India and Pakistan's foreign ministers insisted relations were back on track Wednesday after peace talks that highlighted a "new era" of cooperation over the ruptures of the past. Although their meeting in New Delhi produced little in the way of substantive agreements, the tone was one of forward-looking optimism that acknowledged a joint responsibility to bring stability to South Asia. It was the first meeting of the arch-rivals' foreign ministers for a year, and followed the formal resumption in February of the comprehensive peace dialogue suspended by India after the 2008 Mumbai attacks. After the talks, Indian Foreign Minister S.M. Krishna said ties were back "on the right track," while his Pakistani counterpart Hina Rabbani Khar spoke of a "mindset change" that had ushered in a "new era of cooperation". "We have some distance to travel, but with an open mind and a constructive approach ... I am sure we can reach our desired destination of having a friendly and cooperative relationship," Krishna said. India and Pakistan have fought three wars since independence in 1947, two of them triggered by their territorial dispute over Kashmir, which remains a major hurdle in any future comprehensive peace deal. Khar said the peace dialogue was now an "uninterruptable" process that both countries were committed to taking forward. "A new generation of Indians and Pakistanis will see a relationship that will hopefully be much different from the one that has been experienced in the last two decades," she said. A joint statement outlined the commitment of both sides to fight militancy, boost trade and keep the peace process going. Khar, Pakistan's first female foreign minister, was appointed last week and, at just 34 years of age, some had questioned whether she was experienced enough to handle one of the world's most fraught cross-border relationships. At 79, Krishna is 45 years her senior. The pre-talks atmosphere had been soured by Khar's decision to meet Kashmiri separatist leaders immediately after her arrival in New Delhi on Tuesday.
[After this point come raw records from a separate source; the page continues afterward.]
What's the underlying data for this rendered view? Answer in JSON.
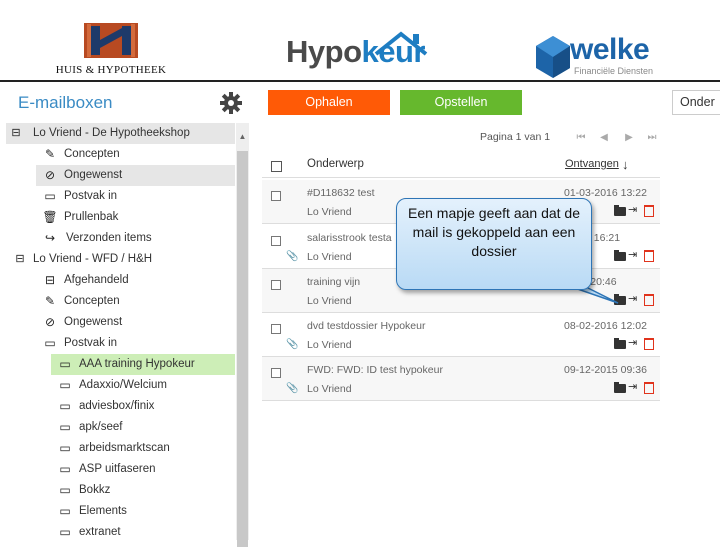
{
  "header": {
    "logo_left": {
      "text": "HUIS & HYPOTHEEK"
    },
    "logo_center": {
      "part1": "Hypo",
      "part2": "keur"
    },
    "logo_right": {
      "name": "welke",
      "subtitle": "Financiële Diensten"
    }
  },
  "sidebar": {
    "title": "E-mailboxen",
    "groups": [
      {
        "label": "Lo Vriend - De Hypotheekshop",
        "items": [
          {
            "label": "Concepten",
            "icon": "pencil-icon"
          },
          {
            "label": "Ongewenst",
            "icon": "ban-icon",
            "selected": true
          },
          {
            "label": "Postvak in",
            "icon": "inbox-icon"
          },
          {
            "label": "Prullenbak",
            "icon": "trash-icon"
          },
          {
            "label": "Verzonden items",
            "icon": "share-icon"
          }
        ]
      },
      {
        "label": "Lo Vriend - WFD / H&H",
        "items": [
          {
            "label": "Afgehandeld",
            "icon": "archive-icon"
          },
          {
            "label": "Concepten",
            "icon": "pencil-icon"
          },
          {
            "label": "Ongewenst",
            "icon": "ban-icon"
          },
          {
            "label": "Postvak in",
            "icon": "inbox-icon"
          }
        ]
      }
    ],
    "subfolders": [
      {
        "label": "AAA training Hypokeur",
        "highlighted": true
      },
      {
        "label": "Adaxxio/Welcium"
      },
      {
        "label": "adviesbox/finix"
      },
      {
        "label": "apk/seef"
      },
      {
        "label": "arbeidsmarktscan"
      },
      {
        "label": "ASP uitfaseren"
      },
      {
        "label": "Bokkz"
      },
      {
        "label": "Elements"
      },
      {
        "label": "extranet"
      }
    ]
  },
  "toolbar": {
    "fetch_label": "Ophalen",
    "compose_label": "Opstellen",
    "fetch_color": "#ff5a06",
    "compose_color": "#66b82d",
    "right_panel_label": "Onder"
  },
  "pager": {
    "text": "Pagina 1 van 1"
  },
  "columns": {
    "subject": "Onderwerp",
    "received": "Ontvangen"
  },
  "emails": [
    {
      "subject": "#D118632 test",
      "from": "Lo Vriend",
      "date": "01-03-2016 13:22",
      "attachment": false
    },
    {
      "subject": "salarisstrook testa",
      "from": "Lo Vriend",
      "date": "-2016 16:21",
      "attachment": true
    },
    {
      "subject": "training vijn",
      "from": "Lo Vriend",
      "date": "2016 20:46",
      "attachment": false
    },
    {
      "subject": "dvd testdossier Hypokeur",
      "from": "Lo Vriend",
      "date": "08-02-2016 12:02",
      "attachment": true
    },
    {
      "subject": "FWD: FWD: ID test hypokeur",
      "from": "Lo Vriend",
      "date": "09-12-2015 09:36",
      "attachment": true
    }
  ],
  "callout": {
    "text": "Een mapje geeft aan dat de mail is gekoppeld aan een dossier"
  }
}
A senior Indian government source said the meeting was "not a good idea at all" and served "no useful purpose." But Pakistani Foreign Secretary Salman Bashir played down the issue, saying it had done nothing to cloud the Khar-Krishna meeting. "Reading more into it is not warranted," he said. Both foreign ministers stressed the role constructive ties between New Delhi and Islamabad would play in ensuring peace in the wider South Asia region. In Washington, State Department spokesman Mark Toner praised the talks. Diplomacy between India and Pakistan is "always a positive step," Toner told reporters. "It's constructive for the region; it's constructive for both those countries." India and Pakistan are jockeying for influence in Afghanistan ahead of the planned US troop withdrawal and Washington sees stable ties between the nuclear-armed neighbours as crucial to Afghanistan's post-war viability. "It is the Afghan dynamic... that will define the regional context for Indo-Pak relations for years to come," said C. Raja Mohan, a senior fellow at the Centre for Policy Research in New Delhi. In a briefing following the talks, India Foreign Secretary Nirupama Rao said both sides remained "fully aware" of their deep differences and the challenges that lay ahead. She also stressed the need for Pakistan to exact "speedy justice" on those responsible for the 2008 Mumbai attacks, which India blames on Pakistan-based militants. In the run-up to the talks, the Indian media had made much of Khar's photogenic looks, with her image adorning the front pages of most newspapers Wednesday. "Pak Puts On Its Best Face," said The Times of India, the biggest-selling English-language daily, while the mass circulation Hindi newspaper Navbharat Times said India was "sweating over model-like minister."